values for scores you've suggested are suitable. I'm also pretty
convinced that suitable values would most likely only emerge from a
predictive scoring model based on statistical analysis, for a system such
as you're presenting. By simplifying the system to a set of activities
and resource limitations on these activities, a direct correlation can
be determined. This simplifies cause and effect, and management. Not
that resource limits are necessarily required.
Growing the system is a goal. One criticism of K5 I've
seen expressed in several different ways it that growth is not
necessarily good, or that it's not a necessary goal, or that it
inevitably leads to failure. Larger communities make conversation more
difficult, granted. But the corollary is that all large communities
break down. I'd like to think this isn't necessary. As I put it
recently, I'd like to stop running away from where all the people are.
K5/Scoop are an experiment in scalable group discussion.
A sufficiently large community can't be fully
centralized. Bits and pieces of K5 have to be split off. I'd
like to see the article submission process decentralized such that
submissions go directly to some section -- Meta, MLP, News, etc., with a
quick "fix, kiss, or dump" assessment made. The submission would then
be floating either to the original section (if good enough), resubmitted
to a more appropriate section if miscategorized, posted to the author's
diary (if dumped), or to a morgue (spam, trolls). Moderation and
other activity including reads, comments, and comment moderation, on the
article in section would determine whether or not it got front page
placement, with rotation and retention times specified by section (and
yes, this really is simpler and better than what you're suggesting,
besides, I'm on a roll ;-). And good content from various areas,
including diaries, could be promoted forward. The centralized
submission queue would disappear. The apparent data load on K5 would be
K5/Scoop provides a wealth of data already. There's an
awful lot of data, some explicit, some implicit, being gathered by Scoop
all the time. Posts, moderations, reading patterns, submissions. I'd
like to see the existing data used in a form directly aimed at specific
goals (encouragement or discouragement of behavior) rather than layering
some Byzantine indirect scheme onto the system.
You make some good points. Coarse resource controls may be helpful.
Better incentive systems might help things out, but I don't feel this is

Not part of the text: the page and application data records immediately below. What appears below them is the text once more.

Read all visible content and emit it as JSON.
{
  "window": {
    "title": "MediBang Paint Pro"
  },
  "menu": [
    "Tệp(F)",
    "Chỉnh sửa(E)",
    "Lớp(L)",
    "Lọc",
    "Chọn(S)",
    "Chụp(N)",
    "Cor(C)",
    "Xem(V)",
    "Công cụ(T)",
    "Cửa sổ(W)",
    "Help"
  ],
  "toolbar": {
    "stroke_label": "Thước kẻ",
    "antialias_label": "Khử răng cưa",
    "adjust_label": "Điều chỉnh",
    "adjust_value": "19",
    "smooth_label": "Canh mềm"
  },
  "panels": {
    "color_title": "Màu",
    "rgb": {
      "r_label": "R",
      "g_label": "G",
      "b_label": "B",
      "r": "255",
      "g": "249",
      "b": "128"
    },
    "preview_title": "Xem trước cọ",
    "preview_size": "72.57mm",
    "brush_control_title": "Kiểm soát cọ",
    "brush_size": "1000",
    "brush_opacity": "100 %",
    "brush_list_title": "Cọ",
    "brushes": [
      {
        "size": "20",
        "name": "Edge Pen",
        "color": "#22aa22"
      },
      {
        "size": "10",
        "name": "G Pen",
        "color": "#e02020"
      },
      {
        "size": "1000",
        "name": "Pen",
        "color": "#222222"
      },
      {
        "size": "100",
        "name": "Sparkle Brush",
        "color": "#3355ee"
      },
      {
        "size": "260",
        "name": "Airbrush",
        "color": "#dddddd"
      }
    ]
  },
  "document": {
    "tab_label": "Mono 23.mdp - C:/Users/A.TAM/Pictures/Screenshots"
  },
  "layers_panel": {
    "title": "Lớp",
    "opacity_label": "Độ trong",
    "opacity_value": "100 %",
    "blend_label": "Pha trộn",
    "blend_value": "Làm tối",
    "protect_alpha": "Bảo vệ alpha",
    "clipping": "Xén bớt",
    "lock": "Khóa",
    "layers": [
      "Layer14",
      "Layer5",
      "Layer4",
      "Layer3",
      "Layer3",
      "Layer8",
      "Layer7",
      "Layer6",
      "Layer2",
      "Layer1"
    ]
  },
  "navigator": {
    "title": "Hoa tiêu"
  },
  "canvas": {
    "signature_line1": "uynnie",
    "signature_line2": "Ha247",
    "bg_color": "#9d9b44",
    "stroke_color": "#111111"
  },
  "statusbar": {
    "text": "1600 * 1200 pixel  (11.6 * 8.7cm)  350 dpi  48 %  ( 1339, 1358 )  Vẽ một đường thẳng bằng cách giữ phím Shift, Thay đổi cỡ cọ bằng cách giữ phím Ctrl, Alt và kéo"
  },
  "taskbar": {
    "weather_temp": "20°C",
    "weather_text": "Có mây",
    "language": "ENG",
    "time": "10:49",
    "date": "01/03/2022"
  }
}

a currently critical issue for K5. Straightening out the moderation
queue is far more important. Tossing a scoring system willy-nilly isn't
necessarily going to fix things and may make them worse. Certain of
your goals appear to contradict K5's aims. But I don't agree with your
assessment that K5 isn't scaling well.
Karsten M. Self
SCO -- backgrounder on Caldera/SCO vs IBM
Support the EFF!!
There is no K5 cabal.